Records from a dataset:
:::::

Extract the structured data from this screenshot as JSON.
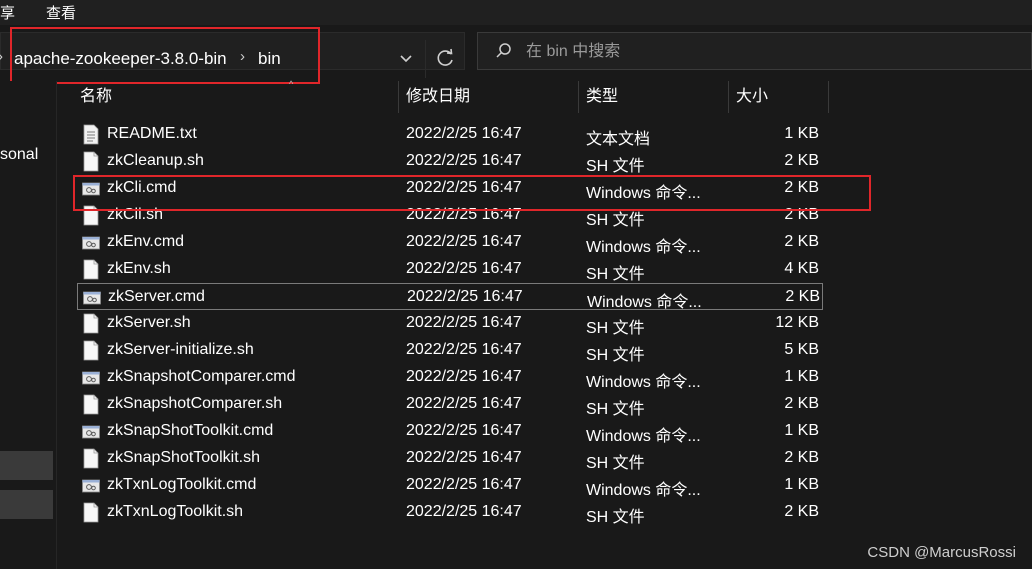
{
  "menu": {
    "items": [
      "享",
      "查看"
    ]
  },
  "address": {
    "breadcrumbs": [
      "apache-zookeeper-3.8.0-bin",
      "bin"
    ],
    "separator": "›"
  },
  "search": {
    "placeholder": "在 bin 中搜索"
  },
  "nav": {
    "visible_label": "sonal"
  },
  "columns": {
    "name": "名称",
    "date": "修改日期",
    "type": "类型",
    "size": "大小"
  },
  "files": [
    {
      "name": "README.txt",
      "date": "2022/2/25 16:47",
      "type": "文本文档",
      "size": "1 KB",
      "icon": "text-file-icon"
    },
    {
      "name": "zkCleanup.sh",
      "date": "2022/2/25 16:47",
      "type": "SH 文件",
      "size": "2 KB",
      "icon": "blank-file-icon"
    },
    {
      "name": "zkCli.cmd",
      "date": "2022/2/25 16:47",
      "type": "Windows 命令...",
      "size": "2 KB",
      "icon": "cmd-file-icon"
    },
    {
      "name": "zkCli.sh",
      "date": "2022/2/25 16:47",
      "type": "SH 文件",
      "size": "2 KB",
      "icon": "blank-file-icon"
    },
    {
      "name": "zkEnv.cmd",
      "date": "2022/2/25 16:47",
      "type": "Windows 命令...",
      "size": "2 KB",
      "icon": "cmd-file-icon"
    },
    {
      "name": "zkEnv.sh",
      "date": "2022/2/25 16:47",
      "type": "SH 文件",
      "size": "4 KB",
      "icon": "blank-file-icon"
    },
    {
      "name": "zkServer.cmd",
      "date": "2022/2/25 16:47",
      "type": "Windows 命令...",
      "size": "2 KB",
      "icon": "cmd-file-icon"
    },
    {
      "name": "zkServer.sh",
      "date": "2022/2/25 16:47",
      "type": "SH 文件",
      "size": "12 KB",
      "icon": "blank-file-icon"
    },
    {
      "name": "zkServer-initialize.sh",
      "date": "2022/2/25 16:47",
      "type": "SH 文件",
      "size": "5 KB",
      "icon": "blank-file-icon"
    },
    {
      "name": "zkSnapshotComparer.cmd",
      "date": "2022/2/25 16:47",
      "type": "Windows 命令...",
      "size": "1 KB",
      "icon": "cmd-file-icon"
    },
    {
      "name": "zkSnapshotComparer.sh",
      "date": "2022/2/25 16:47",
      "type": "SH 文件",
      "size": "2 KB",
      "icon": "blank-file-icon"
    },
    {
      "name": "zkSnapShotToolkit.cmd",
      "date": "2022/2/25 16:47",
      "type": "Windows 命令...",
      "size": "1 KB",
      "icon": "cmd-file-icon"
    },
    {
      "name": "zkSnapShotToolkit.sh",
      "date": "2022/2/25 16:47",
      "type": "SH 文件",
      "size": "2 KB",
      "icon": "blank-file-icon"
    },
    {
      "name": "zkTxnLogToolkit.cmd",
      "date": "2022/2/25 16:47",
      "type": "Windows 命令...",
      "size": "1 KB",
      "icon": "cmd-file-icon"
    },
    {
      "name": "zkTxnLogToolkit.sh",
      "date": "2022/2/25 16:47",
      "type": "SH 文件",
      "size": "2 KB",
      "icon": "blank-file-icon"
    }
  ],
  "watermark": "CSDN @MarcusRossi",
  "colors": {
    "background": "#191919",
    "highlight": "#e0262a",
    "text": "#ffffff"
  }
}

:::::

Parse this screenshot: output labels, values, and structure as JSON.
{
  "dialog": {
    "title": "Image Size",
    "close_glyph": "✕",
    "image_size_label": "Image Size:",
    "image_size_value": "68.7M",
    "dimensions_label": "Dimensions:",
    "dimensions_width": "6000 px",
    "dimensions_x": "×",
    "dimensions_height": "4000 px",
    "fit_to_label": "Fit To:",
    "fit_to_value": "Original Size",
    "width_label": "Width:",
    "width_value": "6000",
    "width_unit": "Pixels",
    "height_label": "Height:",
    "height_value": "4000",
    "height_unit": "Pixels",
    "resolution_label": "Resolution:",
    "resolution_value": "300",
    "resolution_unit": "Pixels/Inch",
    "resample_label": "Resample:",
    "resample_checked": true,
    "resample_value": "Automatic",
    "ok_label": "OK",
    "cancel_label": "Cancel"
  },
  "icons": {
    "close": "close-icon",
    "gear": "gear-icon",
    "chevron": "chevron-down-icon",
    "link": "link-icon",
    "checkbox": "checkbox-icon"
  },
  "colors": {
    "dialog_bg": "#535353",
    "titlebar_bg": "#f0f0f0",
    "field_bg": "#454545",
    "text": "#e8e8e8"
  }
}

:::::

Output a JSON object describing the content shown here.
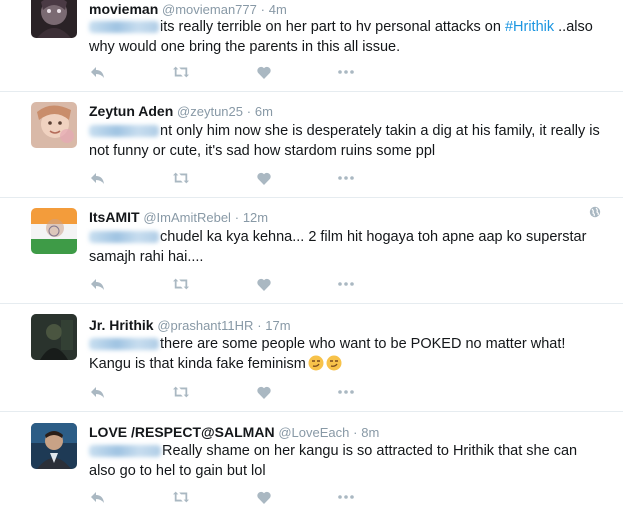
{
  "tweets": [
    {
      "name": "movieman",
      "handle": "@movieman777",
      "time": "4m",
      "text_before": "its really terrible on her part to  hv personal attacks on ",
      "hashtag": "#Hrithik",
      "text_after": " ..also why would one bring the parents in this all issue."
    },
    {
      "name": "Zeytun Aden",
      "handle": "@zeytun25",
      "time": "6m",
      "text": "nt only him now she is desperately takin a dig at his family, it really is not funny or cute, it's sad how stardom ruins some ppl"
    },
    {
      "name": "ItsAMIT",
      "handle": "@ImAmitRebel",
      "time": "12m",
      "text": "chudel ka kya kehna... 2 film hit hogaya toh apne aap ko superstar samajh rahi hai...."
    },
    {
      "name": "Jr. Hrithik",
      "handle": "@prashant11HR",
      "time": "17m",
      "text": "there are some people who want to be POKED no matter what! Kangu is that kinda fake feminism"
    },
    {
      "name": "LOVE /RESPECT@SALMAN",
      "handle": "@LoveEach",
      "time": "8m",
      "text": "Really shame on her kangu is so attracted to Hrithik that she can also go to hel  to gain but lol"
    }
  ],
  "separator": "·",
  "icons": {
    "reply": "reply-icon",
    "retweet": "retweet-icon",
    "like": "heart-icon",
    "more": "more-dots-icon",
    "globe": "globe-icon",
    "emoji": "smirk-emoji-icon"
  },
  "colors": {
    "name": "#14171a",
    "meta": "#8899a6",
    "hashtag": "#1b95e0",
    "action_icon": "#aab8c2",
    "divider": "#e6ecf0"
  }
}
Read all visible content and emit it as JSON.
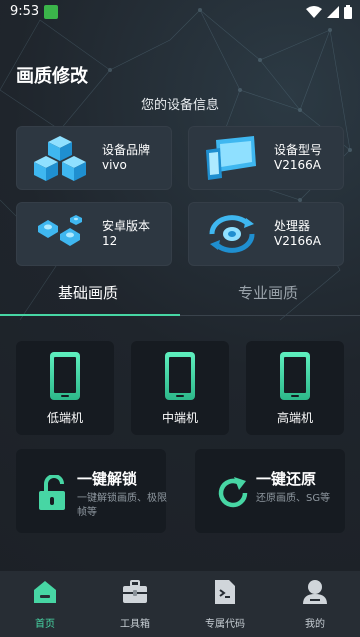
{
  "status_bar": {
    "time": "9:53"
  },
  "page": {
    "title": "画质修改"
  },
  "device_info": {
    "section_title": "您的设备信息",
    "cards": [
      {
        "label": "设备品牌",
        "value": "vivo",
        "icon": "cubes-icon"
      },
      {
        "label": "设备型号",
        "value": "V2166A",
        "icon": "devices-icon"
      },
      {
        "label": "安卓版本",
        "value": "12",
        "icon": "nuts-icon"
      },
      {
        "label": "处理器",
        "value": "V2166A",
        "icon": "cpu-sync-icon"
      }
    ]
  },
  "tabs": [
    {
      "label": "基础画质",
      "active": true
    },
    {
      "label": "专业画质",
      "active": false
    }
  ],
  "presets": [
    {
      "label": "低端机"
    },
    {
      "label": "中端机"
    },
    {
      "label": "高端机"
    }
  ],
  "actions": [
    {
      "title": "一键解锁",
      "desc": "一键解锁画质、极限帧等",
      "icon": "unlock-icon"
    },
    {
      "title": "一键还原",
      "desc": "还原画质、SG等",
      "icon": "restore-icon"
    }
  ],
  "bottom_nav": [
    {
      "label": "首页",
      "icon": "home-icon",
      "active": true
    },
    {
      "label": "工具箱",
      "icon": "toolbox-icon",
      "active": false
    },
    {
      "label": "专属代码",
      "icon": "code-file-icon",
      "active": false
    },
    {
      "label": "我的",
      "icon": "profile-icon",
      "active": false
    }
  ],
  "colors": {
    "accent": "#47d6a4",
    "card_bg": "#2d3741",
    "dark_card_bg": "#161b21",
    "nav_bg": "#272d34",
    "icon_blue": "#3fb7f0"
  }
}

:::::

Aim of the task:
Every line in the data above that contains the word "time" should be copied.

Written solution:
      "time": "4m",
      "time": "6m",
      "time": "12m",
      "time": "17m",
      "time": "8m",
    "time": "9:53"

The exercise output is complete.